Welcome to my blog entry!
You knew this was a blog entry before reading the title above, right? (Well, I hope you did or else this here blog entry doesn’t hold as much relevance as I’d planned.)
Give your audience some credit, and don’t state the obvious. Say something that matters instead. Words are like real estate. Valuable real estate. Don’t waste them on points that everyone already knows.
If I have to look at one more website’s home page that shouts, “Welcome to my website” or that merely uses the name of the company as the main headline (right next to the logo), I’m going to scream. Or at least start pointing them out for all to see on my Facebook page. A website’s home page should feature text that makes its visitors want to click around and stay for a bit.
It’s kind of like going to a dinner party. Yes, it’s nice when the host opens the door and says, “Welcome to my home.” But you already knew you were in their home, and, seeing as how they were the ones to invite you there, you probably know that you’re welcome.
You know what I like to be greeted with? “What can I get you to drink?” This headline not only makes me feel welcome, but it also focuses on ME and not THEM. “Welcome to my home” is all about their home and how fancy schmancy this dinner party is, bla bla bla. Enough about them! Using “What can I get you to drink?” as the opener is all about meeting my needs as their guest, and that says more about their hospitality than the Captain Obvious words of welcome. (I’ll have a dirty martini, by the way, thanks.)
I once noticed at my physical therapist’s office a three-ring binder on the front desk. It said in big letters on the front: FORMS BINDER. I’m pretty sure the receptionist was aware it was a binder already.
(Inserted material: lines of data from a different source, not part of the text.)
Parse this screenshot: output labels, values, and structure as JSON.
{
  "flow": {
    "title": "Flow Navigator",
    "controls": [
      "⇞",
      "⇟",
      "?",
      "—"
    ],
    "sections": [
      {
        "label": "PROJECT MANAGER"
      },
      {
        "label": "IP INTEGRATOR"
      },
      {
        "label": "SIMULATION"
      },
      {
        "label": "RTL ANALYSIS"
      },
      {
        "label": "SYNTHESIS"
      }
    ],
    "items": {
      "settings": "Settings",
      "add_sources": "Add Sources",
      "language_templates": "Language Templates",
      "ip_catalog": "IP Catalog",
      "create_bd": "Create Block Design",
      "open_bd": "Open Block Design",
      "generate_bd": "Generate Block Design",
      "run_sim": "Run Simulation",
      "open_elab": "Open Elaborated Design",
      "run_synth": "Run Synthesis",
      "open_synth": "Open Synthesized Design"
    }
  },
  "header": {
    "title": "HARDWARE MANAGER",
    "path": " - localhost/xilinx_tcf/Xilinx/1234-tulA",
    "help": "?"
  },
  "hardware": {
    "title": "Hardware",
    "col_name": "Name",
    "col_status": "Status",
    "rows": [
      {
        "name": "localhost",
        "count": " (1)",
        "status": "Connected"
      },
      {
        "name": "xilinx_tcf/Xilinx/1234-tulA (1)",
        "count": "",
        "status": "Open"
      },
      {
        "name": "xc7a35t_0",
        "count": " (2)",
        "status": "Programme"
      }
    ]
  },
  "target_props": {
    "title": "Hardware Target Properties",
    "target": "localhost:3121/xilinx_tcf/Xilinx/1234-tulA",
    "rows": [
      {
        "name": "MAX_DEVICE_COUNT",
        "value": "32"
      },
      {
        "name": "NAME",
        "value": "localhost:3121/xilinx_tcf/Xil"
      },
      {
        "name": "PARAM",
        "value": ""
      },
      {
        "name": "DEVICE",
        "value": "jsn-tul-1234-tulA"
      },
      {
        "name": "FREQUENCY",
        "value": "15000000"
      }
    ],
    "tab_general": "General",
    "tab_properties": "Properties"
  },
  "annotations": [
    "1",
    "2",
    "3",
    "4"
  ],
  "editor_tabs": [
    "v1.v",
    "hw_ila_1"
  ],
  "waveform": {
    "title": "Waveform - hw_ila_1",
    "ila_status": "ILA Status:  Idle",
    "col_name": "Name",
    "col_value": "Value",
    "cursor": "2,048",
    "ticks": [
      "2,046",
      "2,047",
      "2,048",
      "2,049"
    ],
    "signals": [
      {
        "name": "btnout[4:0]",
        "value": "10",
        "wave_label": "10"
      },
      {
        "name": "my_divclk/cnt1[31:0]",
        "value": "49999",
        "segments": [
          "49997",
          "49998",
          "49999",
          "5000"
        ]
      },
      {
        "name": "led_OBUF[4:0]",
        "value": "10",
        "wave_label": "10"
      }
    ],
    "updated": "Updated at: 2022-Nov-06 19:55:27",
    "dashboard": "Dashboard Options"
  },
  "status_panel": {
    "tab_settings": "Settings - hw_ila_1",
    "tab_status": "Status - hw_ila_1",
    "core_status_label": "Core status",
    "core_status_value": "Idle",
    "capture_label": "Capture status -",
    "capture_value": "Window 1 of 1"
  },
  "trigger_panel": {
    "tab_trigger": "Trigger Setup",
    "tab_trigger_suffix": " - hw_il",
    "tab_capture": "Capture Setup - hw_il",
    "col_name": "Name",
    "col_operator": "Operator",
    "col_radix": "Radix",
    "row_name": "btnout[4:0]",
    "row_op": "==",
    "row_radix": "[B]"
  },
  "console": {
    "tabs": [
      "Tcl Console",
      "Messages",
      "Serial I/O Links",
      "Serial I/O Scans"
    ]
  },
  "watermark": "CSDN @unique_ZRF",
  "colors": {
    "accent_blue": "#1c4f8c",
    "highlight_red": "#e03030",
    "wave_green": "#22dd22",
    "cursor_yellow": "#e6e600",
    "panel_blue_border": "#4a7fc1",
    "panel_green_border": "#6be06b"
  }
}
How about something a little more helpful, like what kind of forms the binder holds. “Patient Forms,” “Insurance Forms” or even “Useless Forms We Make Patients Fill Out” would all be more useful.
Don’t waste an opportunity to use your website or other marketing communication pieces to convey your bottom-line message. Sure, you can and should use those words to welcome your visitors, but also to let them know you are there to meet their needs as consumers, and to fill their glass as needed.
What’s the most obvious label out there that you’ve seen?